be stable, and we have expanded testing to about 50 users. We have started porting the
client to Macintosh, and are also rewriting the server-side software to allow it to handle
November 20, 1998. Today we began testing the SETI@home
screensaver with real users. Our first distribution was to 3 users, and over the next few
months we will ramp up to 100 or so.
November 20, 1998. The data recording system is completed and
operational at Arecibo. We have begun recording and collecting tapes (35 Gigabytes each)
of the data the will eventually be distributed to SETI@home users.
October 7 1998. We have received some funding commitments
(announcements forthcoming). We have begun development of the data recorder and the
data-handling software, and are continuing development of the client software.

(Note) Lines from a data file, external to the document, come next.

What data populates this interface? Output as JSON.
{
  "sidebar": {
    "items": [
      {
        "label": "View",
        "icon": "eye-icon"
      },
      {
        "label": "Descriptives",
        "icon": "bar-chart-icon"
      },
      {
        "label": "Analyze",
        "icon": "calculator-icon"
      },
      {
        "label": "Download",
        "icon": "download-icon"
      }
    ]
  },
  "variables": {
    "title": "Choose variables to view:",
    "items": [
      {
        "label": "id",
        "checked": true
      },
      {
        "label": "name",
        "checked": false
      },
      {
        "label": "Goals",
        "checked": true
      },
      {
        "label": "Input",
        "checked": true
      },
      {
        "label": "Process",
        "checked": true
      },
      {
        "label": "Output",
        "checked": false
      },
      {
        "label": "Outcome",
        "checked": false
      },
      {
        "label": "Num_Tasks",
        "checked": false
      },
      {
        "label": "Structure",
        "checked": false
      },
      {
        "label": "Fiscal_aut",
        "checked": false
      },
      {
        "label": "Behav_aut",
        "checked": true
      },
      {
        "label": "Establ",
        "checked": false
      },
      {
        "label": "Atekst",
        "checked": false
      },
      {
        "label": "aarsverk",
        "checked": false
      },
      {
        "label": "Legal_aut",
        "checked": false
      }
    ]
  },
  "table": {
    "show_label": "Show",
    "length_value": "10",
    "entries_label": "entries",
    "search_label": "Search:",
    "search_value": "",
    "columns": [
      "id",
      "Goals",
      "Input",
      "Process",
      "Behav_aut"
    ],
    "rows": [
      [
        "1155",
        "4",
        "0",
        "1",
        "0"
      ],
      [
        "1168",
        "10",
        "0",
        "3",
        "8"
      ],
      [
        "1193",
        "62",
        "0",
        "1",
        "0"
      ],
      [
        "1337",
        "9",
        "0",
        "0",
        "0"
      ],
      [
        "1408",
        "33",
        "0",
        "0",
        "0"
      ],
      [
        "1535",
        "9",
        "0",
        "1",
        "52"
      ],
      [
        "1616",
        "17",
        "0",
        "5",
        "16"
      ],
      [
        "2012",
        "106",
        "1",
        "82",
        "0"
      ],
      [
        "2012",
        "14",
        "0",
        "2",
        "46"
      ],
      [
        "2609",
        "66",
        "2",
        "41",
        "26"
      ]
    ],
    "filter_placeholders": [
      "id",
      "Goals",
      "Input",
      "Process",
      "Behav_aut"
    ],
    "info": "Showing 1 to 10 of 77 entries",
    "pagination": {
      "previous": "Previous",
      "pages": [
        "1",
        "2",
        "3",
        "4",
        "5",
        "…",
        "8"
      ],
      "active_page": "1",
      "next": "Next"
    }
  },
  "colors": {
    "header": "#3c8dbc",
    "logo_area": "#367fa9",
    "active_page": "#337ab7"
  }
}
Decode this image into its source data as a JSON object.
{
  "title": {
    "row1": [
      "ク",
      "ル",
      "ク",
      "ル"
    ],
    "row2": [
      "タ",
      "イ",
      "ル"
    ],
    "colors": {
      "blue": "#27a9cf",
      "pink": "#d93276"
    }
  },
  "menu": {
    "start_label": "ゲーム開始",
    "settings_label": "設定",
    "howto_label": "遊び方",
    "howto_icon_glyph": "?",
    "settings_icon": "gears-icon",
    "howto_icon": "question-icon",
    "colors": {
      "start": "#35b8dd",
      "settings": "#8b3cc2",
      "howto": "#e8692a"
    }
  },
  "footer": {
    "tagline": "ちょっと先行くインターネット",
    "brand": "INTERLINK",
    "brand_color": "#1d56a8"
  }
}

July 30 1998. Several dozen volunteer programmers have
contributed to the development of the client program, and volunteers from around the world
have translated the web page into several languages. Engineering Design Team Inc. (EDT)
has donated analog-to-digital interfaces for the data collection system.
We continue to seek the funding that we need to complete the
science-only version of the system. We have some good possibilities, but nothing definite
so far. Because of this, the schedule for the science-only version has slipped at least a
couple of months.
June 10 1998. The UC Berkeley SETI program received the
Smithsonian Institute medal for first place in 1998 science and technology innovation. More...
June 1998. Sun Microsystems
has agreed to make a donation of computer hardware to SETI@home. This donation is of major
importance, as the computers will form the backbone of our data recording and distribution
May 1998. The Center for Electronic Art in San Francisco is
running a workshop to design an enhanced
Web site and other graphical elements for SETI@home.
March 1998. The
Planetary Society has offered its support to the project as a co-sponsor, and will be
assisting us in recruiting other sponsors.
September 1997. More than 35,000 people have joined the
SETI@home mailing list, many after seeing Dan Werthimer discuss the project on the
Discovery Channel. Also during September -- the first magnetic tape of test data from
Arecibo was returned to Berkeley. This will be used to test the analysis algorithms, and
get an initial sense of the terrestrial interference characteristics.
August 1997. Dan Werthimer was interviewed on NPR's All Things Considered.
Other stories this month included one by PC World. The
SETI@home mailing list grew to 10,000 people. Senior members of the SETI Institute
accepted invitations to sit on our advisory board.
June 1997. The SETI@home web site was established, and David
Gedye was interviewed by the New York Times.